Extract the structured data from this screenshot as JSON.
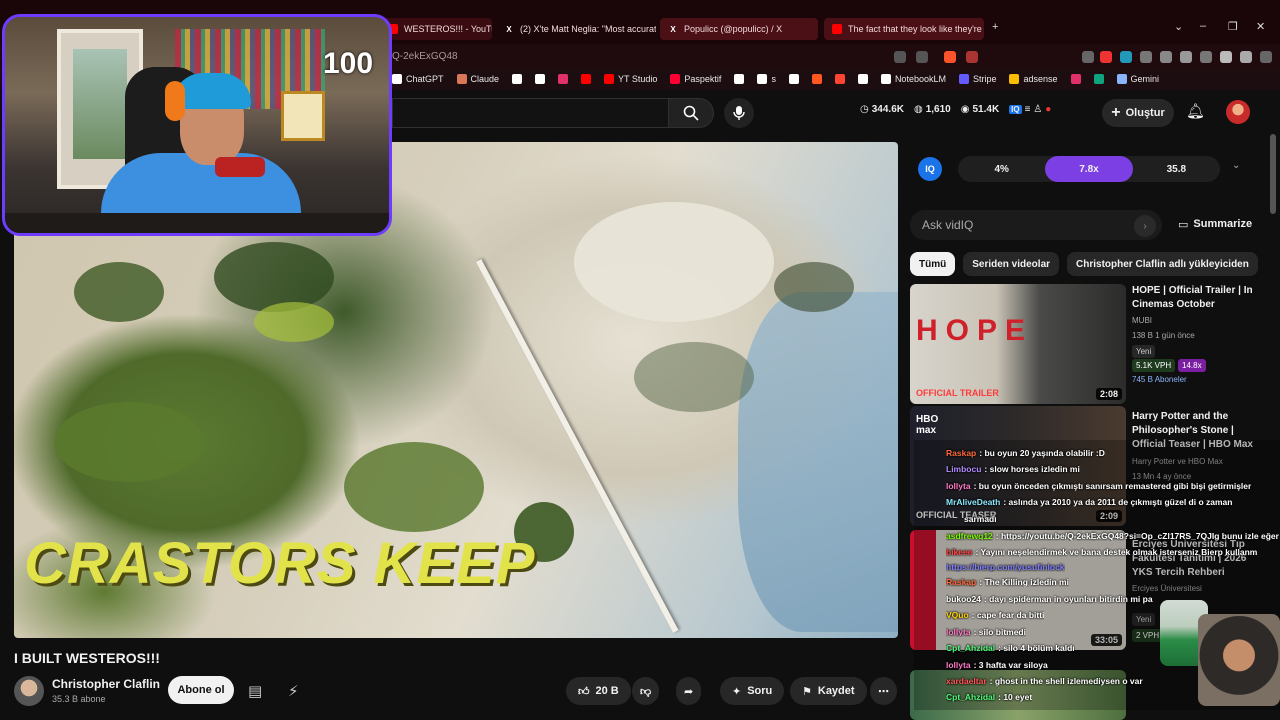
{
  "browser": {
    "tabs": [
      {
        "label": "WESTEROS!!! - YouTube",
        "favicon_color": "#ff0000",
        "favicon": ""
      },
      {
        "label": "(2) X'te Matt Neglia: \"Most accurate",
        "favicon_color": "#000000",
        "favicon": "X"
      },
      {
        "label": "Populicc (@populicc) / X",
        "favicon_color": "#000000",
        "favicon": "X"
      },
      {
        "label": "The fact that they look like they're tr",
        "favicon_color": "#ff0000",
        "favicon": ""
      }
    ],
    "close_glyph": "×",
    "newtab_glyph": "+",
    "address": "Q-2ekExGQ48",
    "bookmarks": [
      {
        "label": "ChatGPT",
        "color": "#ffffff"
      },
      {
        "label": "Claude",
        "color": "#d97757"
      },
      {
        "label": "",
        "color": "#ffffff"
      },
      {
        "label": "",
        "color": "#ffffff"
      },
      {
        "label": "",
        "color": "#e1306c"
      },
      {
        "label": "",
        "color": "#ff0000"
      },
      {
        "label": "YT Studio",
        "color": "#ff0000"
      },
      {
        "label": "Paspektif",
        "color": "#ff0033"
      },
      {
        "label": "",
        "color": "#ffffff"
      },
      {
        "label": "s",
        "color": "#ffffff"
      },
      {
        "label": "",
        "color": "#ffffff"
      },
      {
        "label": "",
        "color": "#ff5722"
      },
      {
        "label": "",
        "color": "#ff4433"
      },
      {
        "label": "",
        "color": "#ffffff"
      },
      {
        "label": "NotebookLM",
        "color": "#ffffff"
      },
      {
        "label": "Stripe",
        "color": "#635bff"
      },
      {
        "label": "adsense",
        "color": "#fbbc04"
      },
      {
        "label": "",
        "color": "#e1306c"
      },
      {
        "label": "",
        "color": "#10a37f"
      },
      {
        "label": "Gemini",
        "color": "#8ab4f8"
      }
    ]
  },
  "yt_header": {
    "stats": [
      {
        "icon": "clock-icon",
        "value": "344.6K"
      },
      {
        "icon": "chat-icon",
        "value": "1,610"
      },
      {
        "icon": "eye-icon",
        "value": "51.4K"
      }
    ],
    "create_label": "Oluştur"
  },
  "webcam": {
    "counter": "100"
  },
  "video": {
    "overlay_text": "CRASTORS KEEP",
    "title": "I BUILT WESTEROS!!!",
    "channel": "Christopher Claflin",
    "subscribers": "35.3 B abone",
    "subscribe_label": "Abone ol",
    "likes": "20 B",
    "ask_label": "Soru",
    "save_label": "Kaydet"
  },
  "vidiq": {
    "logo": "IQ",
    "metrics": [
      "4%",
      "7.8x",
      "35.8"
    ],
    "ask_placeholder": "Ask vidIQ",
    "summarize_label": "Summarize"
  },
  "filters": [
    "Tümü",
    "Seriden videolar",
    "Christopher Claflin adlı yükleyiciden"
  ],
  "recommended": [
    {
      "title": "HOPE | Official Trailer | In Cinemas October",
      "channel": "MUBI",
      "meta": "138 B  1 gün önce",
      "tag": "Yeni",
      "vph": "5.1K VPH",
      "mult": "14.8x",
      "subs_gain": "745 B Aboneler",
      "duration": "2:08",
      "thumb_word": "HOPE",
      "thumb_label": "OFFICIAL TRAILER"
    },
    {
      "title": "Harry Potter and the Philosopher's Stone | Official Teaser | HBO Max",
      "channel": "Harry Potter  ve HBO Max",
      "meta": "13 Mn   4 ay önce",
      "duration": "2:09",
      "thumb_logo": "HBO max",
      "thumb_label": "OFFICIAL TEASER"
    },
    {
      "title": "Erciyes Üniversitesi Tıp Fakültesi Tanıtımı | 2026 YKS Tercih Rehberi",
      "channel": "Erciyes Üniversitesi",
      "tag": "Yeni",
      "vph": "2 VPH",
      "duration": "33:05"
    }
  ],
  "chat": [
    {
      "user": "Raskap",
      "text": ": bu oyun 20 yaşında olabilir :D",
      "color": "#ff6a3d"
    },
    {
      "user": "Limbocu",
      "text": ": slow horses izledin mi",
      "color": "#b18cff"
    },
    {
      "user": "lollyta",
      "text": ": bu oyun önceden çıkmıştı sanırsam remastered gibi bişi getirmişler",
      "color": "#ff79c6"
    },
    {
      "user": "MrAliveDeath",
      "text": ": aslında ya 2010 ya da 2011 de çıkmıştı güzel di o zaman",
      "color": "#8be9fd"
    },
    {
      "user": "",
      "text": "sarmadı",
      "color": "#ffffff"
    },
    {
      "user": "asdfrewq12",
      "text": ": https://youtu.be/Q-2ekExGQ48?si=Op_cZl17RS_7QJIg bunu izle eğer",
      "color": "#7CFC00"
    },
    {
      "user": "bikeee",
      "text": ": Yayını neşelendirmek ve bana destek olmak isterseniz Bierp kullanm",
      "color": "#ff4444"
    },
    {
      "user": "",
      "text": "https://bierp.com/yusufinlock",
      "color": "#7f7fff"
    },
    {
      "user": "Raskap",
      "text": ": The Killing izledin mi",
      "color": "#ff6a3d"
    },
    {
      "user": "bukoo24",
      "text": ": dayı spiderman in oyunları bitirdin mi pa",
      "color": "#ffffff"
    },
    {
      "user": "VQuo",
      "text": ": cape fear da bitti",
      "color": "#ffd500"
    },
    {
      "user": "lollyta",
      "text": ": silo bitmedi",
      "color": "#ff79c6"
    },
    {
      "user": "Cpt_Ahzidal",
      "text": ": silo 4 bölüm kaldı",
      "color": "#50fa7b"
    },
    {
      "user": "lollyta",
      "text": ": 3 hafta var siloya",
      "color": "#ff79c6"
    },
    {
      "user": "xardaeltar",
      "text": ": ghost in the shell izlemediysen o var",
      "color": "#ff5555"
    },
    {
      "user": "Cpt_Ahzidal",
      "text": ": 10 eyet",
      "color": "#50fa7b"
    }
  ]
}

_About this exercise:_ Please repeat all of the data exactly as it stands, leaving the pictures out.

_Task output:_
Extract the structured data from this screenshot as JSON.
{
  "browser": {
    "tabs": [
      {
        "label": "WESTEROS!!! - YouTube",
        "favicon_color": "#ff0000",
        "favicon": ""
      },
      {
        "label": "(2) X'te Matt Neglia: \"Most accurate",
        "favicon_color": "#000000",
        "favicon": "X"
      },
      {
        "label": "Populicc (@populicc) / X",
        "favicon_color": "#000000",
        "favicon": "X"
      },
      {
        "label": "The fact that they look like they're tr",
        "favicon_color": "#ff0000",
        "favicon": ""
      }
    ],
    "close_glyph": "×",
    "newtab_glyph": "+",
    "address": "Q-2ekExGQ48",
    "bookmarks": [
      {
        "label": "ChatGPT",
        "color": "#ffffff"
      },
      {
        "label": "Claude",
        "color": "#d97757"
      },
      {
        "label": "",
        "color": "#ffffff"
      },
      {
        "label": "",
        "color": "#ffffff"
      },
      {
        "label": "",
        "color": "#e1306c"
      },
      {
        "label": "",
        "color": "#ff0000"
      },
      {
        "label": "YT Studio",
        "color": "#ff0000"
      },
      {
        "label": "Paspektif",
        "color": "#ff0033"
      },
      {
        "label": "",
        "color": "#ffffff"
      },
      {
        "label": "s",
        "color": "#ffffff"
      },
      {
        "label": "",
        "color": "#ffffff"
      },
      {
        "label": "",
        "color": "#ff5722"
      },
      {
        "label": "",
        "color": "#ff4433"
      },
      {
        "label": "",
        "color": "#ffffff"
      },
      {
        "label": "NotebookLM",
        "color": "#ffffff"
      },
      {
        "label": "Stripe",
        "color": "#635bff"
      },
      {
        "label": "adsense",
        "color": "#fbbc04"
      },
      {
        "label": "",
        "color": "#e1306c"
      },
      {
        "label": "",
        "color": "#10a37f"
      },
      {
        "label": "Gemini",
        "color": "#8ab4f8"
      }
    ]
  },
  "yt_header": {
    "stats": [
      {
        "icon": "clock-icon",
        "value": "344.6K"
      },
      {
        "icon": "chat-icon",
        "value": "1,610"
      },
      {
        "icon": "eye-icon",
        "value": "51.4K"
      }
    ],
    "create_label": "Oluştur"
  },
  "webcam": {
    "counter": "100"
  },
  "video": {
    "overlay_text": "CRASTORS KEEP",
    "title": "I BUILT WESTEROS!!!",
    "channel": "Christopher Claflin",
    "subscribers": "35.3 B abone",
    "subscribe_label": "Abone ol",
    "likes": "20 B",
    "ask_label": "Soru",
    "save_label": "Kaydet"
  },
  "vidiq": {
    "logo": "IQ",
    "metrics": [
      "4%",
      "7.8x",
      "35.8"
    ],
    "ask_placeholder": "Ask vidIQ",
    "summarize_label": "Summarize"
  },
  "filters": [
    "Tümü",
    "Seriden videolar",
    "Christopher Claflin adlı yükleyiciden"
  ],
  "recommended": [
    {
      "title": "HOPE | Official Trailer | In Cinemas October",
      "channel": "MUBI",
      "meta": "138 B  1 gün önce",
      "tag": "Yeni",
      "vph": "5.1K VPH",
      "mult": "14.8x",
      "subs_gain": "745 B Aboneler",
      "duration": "2:08",
      "thumb_word": "HOPE",
      "thumb_label": "OFFICIAL TRAILER"
    },
    {
      "title": "Harry Potter and the Philosopher's Stone | Official Teaser | HBO Max",
      "channel": "Harry Potter  ve HBO Max",
      "meta": "13 Mn   4 ay önce",
      "duration": "2:09",
      "thumb_logo": "HBO max",
      "thumb_label": "OFFICIAL TEASER"
    },
    {
      "title": "Erciyes Üniversitesi Tıp Fakültesi Tanıtımı | 2026 YKS Tercih Rehberi",
      "channel": "Erciyes Üniversitesi",
      "tag": "Yeni",
      "vph": "2 VPH",
      "duration": "33:05"
    }
  ],
  "chat": [
    {
      "user": "Raskap",
      "text": ": bu oyun 20 yaşında olabilir :D",
      "color": "#ff6a3d"
    },
    {
      "user": "Limbocu",
      "text": ": slow horses izledin mi",
      "color": "#b18cff"
    },
    {
      "user": "lollyta",
      "text": ": bu oyun önceden çıkmıştı sanırsam remastered gibi bişi getirmişler",
      "color": "#ff79c6"
    },
    {
      "user": "MrAliveDeath",
      "text": ": aslında ya 2010 ya da 2011 de çıkmıştı güzel di o zaman",
      "color": "#8be9fd"
    },
    {
      "user": "",
      "text": "sarmadı",
      "color": "#ffffff"
    },
    {
      "user": "asdfrewq12",
      "text": ": https://youtu.be/Q-2ekExGQ48?si=Op_cZl17RS_7QJIg bunu izle eğer",
      "color": "#7CFC00"
    },
    {
      "user": "bikeee",
      "text": ": Yayını neşelendirmek ve bana destek olmak isterseniz Bierp kullanm",
      "color": "#ff4444"
    },
    {
      "user": "",
      "text": "https://bierp.com/yusufinlock",
      "color": "#7f7fff"
    },
    {
      "user": "Raskap",
      "text": ": The Killing izledin mi",
      "color": "#ff6a3d"
    },
    {
      "user": "bukoo24",
      "text": ": dayı spiderman in oyunları bitirdin mi pa",
      "color": "#ffffff"
    },
    {
      "user": "VQuo",
      "text": ": cape fear da bitti",
      "color": "#ffd500"
    },
    {
      "user": "lollyta",
      "text": ": silo bitmedi",
      "color": "#ff79c6"
    },
    {
      "user": "Cpt_Ahzidal",
      "text": ": silo 4 bölüm kaldı",
      "color": "#50fa7b"
    },
    {
      "user": "lollyta",
      "text": ": 3 hafta var siloya",
      "color": "#ff79c6"
    },
    {
      "user": "xardaeltar",
      "text": ": ghost in the shell izlemediysen o var",
      "color": "#ff5555"
    },
    {
      "user": "Cpt_Ahzidal",
      "text": ": 10 eyet",
      "color": "#50fa7b"
    }
  ]
}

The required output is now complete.